|Mesh Heading : ||Action Potentials Animals Batrachotoxins Choline Dogs Dose-Response Relationship, Drug Flecainide Heart Sodium Sodium Channels drug effects metabolism pharmacology physiology|
|Mesh Heading Relevant : ||toxicity drug effects pharmacology drug effects|
Kinetics of use-dependent ventricular conduction slowing by antiarrhythmic drugs in humans.
Journal - Circulation (UNITED STATES )
BACKGROUND. Rate-dependent conduction slowing by class I antiarrhythmic agents has clinically important consequences. Class I drugs are known to produce use-dependent sodium channel blockade. If rate-dependent conduction slowing by class I agents is due to sodium channel blocking actions, the kinetics of conduction slowing should be similar to those of depression of sodium current indexes in vitro. The purpose of the present investigation was to study the onset time course of ventricular conduction slowing caused by a variety of class I agents in humans. METHODS AND RESULTS. Twenty-seven patients undergoing electrophysiological evaluation for antiarrhythmic therapy were studied. Changes in QRS duration at initiation of ventricular pacing at cycle lengths of 400 and 500 msec were used to evaluate the kinetics of drug action. Mean time constants for each drug were similar to values for Vmax depression reported in vitro studies: flecainide, 24.9 +/- 11.6 beats in eight patients (versus 34.5 beats reported for Vmax block); propafenone, 17.8 +/- 6.9 beats in five patients (versus 8.4-20.8 beats); quinidine, 7.0 +/- 2.4 beats in six patients (versus 5.6-6.2 beats); and amiodarone, 3.6 +/- 2.0 beats for eight patients (versus 3.0 beats). Time constants were significantly different among the various drugs tested (p = 0.0002 at a cycle length of 400 msec; p = 0.002 at 500 msec), and there was a strong correlation (r = 0.89, p less than 0.0001) between values obtained at a cycle length of 400 msec and those at a cycle length of 500 msec. No rate-dependent changes in QRS duration were seen at onset of ventricular pacing among eight age- and disease-matched control patients not taking class I antiarrhythmic drugs, including three patients subsequently showing such changes during type I antiarrhythmic drug therapy. CONCLUSIONS. We conclude that class I agents produce use-dependent QRS prolongation in humans with characteristic kinetics for each agent that are similar to the kinetics of Vmax depression in vitro. These results suggest that rate-dependent ventricular conduction slowing by antiarrhythmic drugs in humans is due to use-dependent sodium channel blockade.
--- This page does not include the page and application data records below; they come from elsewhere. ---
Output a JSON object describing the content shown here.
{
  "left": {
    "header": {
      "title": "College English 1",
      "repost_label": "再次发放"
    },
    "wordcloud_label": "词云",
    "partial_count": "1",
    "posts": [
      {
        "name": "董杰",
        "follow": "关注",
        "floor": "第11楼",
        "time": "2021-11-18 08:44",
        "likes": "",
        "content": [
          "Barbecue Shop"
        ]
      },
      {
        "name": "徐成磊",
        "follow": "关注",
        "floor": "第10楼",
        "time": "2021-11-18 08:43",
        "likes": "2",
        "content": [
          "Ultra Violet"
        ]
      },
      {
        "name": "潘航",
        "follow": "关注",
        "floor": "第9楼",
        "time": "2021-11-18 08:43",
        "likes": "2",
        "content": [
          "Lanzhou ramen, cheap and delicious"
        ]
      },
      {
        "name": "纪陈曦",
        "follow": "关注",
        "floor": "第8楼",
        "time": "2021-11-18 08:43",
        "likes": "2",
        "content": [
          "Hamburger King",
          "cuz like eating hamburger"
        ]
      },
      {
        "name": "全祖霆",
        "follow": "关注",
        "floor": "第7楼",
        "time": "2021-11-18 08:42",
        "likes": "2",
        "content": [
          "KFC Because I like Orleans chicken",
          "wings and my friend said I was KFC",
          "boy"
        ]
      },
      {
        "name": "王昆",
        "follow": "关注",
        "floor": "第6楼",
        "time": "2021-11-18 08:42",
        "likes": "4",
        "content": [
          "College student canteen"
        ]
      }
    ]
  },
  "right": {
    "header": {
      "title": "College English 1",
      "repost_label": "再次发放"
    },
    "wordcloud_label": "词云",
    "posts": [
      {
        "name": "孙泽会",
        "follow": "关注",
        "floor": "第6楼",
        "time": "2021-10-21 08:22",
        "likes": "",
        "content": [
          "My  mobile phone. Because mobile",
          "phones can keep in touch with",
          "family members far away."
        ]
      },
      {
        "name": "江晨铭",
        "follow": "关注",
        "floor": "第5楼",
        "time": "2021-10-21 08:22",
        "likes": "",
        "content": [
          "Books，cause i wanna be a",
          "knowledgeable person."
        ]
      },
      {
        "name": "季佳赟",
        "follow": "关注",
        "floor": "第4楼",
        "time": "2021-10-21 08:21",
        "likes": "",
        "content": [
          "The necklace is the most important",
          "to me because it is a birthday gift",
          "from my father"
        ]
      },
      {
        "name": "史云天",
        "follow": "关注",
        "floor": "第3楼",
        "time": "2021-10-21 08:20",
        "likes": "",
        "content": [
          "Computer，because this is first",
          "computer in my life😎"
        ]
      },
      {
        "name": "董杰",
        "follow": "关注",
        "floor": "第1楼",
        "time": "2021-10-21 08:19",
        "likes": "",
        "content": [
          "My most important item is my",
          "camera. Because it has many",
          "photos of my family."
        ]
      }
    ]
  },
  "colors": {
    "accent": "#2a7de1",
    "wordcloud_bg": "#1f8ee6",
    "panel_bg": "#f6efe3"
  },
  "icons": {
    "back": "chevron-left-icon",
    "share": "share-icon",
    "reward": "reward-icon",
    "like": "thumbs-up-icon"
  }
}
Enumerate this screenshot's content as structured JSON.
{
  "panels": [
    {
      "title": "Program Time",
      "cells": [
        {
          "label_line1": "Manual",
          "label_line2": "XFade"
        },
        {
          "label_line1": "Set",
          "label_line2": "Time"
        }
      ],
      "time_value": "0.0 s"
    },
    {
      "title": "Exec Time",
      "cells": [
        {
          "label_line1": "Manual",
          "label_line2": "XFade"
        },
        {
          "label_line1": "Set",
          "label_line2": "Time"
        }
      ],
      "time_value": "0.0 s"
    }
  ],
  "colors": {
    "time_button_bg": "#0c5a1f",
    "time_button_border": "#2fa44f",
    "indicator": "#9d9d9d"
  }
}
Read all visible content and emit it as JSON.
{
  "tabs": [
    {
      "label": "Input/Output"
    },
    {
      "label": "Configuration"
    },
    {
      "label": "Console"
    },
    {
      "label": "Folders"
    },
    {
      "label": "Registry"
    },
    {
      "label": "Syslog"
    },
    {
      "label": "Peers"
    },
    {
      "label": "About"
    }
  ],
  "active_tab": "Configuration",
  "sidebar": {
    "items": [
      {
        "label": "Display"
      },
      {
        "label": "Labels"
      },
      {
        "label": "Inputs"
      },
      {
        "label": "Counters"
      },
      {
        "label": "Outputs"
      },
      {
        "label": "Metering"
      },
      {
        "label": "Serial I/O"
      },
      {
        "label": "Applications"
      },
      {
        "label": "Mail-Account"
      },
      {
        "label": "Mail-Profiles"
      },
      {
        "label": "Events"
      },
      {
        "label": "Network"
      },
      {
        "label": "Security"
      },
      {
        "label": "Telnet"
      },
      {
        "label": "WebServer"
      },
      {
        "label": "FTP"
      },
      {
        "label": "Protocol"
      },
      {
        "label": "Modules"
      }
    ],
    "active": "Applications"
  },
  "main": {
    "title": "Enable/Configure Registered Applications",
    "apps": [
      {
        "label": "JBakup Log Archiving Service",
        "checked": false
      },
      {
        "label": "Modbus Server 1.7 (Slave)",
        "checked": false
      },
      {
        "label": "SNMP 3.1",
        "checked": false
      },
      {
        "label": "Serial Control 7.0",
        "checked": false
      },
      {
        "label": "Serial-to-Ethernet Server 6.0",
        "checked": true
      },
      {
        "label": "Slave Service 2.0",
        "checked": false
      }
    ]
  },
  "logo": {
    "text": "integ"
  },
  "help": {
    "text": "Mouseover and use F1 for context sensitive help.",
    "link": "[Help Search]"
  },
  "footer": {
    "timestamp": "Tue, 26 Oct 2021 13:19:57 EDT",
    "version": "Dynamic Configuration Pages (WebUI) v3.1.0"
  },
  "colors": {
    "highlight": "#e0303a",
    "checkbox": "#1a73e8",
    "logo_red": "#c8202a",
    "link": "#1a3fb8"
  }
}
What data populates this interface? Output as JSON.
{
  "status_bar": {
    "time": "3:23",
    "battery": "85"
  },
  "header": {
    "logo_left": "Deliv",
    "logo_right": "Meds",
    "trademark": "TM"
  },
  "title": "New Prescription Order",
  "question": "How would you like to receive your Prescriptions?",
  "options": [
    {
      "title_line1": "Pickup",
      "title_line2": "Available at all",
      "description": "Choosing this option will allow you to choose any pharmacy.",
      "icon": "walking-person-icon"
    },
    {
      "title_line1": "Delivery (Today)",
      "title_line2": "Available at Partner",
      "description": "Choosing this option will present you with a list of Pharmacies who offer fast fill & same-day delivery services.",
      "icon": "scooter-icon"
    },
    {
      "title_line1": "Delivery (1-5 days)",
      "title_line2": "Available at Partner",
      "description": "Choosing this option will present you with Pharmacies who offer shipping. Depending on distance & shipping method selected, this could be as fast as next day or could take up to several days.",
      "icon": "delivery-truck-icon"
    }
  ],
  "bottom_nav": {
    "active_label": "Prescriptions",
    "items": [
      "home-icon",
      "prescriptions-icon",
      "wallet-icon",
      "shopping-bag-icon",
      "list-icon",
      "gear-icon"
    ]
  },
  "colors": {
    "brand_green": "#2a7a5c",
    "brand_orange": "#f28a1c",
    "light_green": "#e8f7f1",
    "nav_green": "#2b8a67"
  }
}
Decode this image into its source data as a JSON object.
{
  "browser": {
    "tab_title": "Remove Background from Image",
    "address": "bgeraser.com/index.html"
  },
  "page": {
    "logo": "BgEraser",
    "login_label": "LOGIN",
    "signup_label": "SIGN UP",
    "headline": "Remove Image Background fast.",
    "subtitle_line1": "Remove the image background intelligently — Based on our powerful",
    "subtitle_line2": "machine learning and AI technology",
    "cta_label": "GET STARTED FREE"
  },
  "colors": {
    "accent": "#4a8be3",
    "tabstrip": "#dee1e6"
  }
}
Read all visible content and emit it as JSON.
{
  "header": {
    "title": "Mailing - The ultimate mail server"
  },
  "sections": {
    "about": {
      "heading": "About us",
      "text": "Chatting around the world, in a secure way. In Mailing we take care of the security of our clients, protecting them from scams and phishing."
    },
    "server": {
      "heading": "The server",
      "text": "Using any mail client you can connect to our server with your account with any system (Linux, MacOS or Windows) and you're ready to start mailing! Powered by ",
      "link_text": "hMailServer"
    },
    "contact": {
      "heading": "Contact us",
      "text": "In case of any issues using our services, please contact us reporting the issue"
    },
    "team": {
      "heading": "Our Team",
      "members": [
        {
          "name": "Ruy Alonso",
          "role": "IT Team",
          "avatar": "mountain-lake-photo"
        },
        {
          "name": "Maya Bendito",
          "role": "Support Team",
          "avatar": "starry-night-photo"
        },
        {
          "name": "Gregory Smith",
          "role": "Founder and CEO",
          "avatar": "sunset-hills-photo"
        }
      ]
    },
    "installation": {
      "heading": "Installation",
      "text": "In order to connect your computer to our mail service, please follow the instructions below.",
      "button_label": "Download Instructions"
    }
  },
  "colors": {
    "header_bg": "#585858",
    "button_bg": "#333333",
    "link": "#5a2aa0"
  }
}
|ISSN : ||0009-7322|
|Mesh Heading : ||Anti-Arrhythmia Agents Cardiac Pacing, Artificial Electrocardiography Heart Conduction System Heart Rate Humans Kinetics Time Factors Ventricular Function|
|Mesh Heading Relevant : ||pharmacology drug effects drug effects|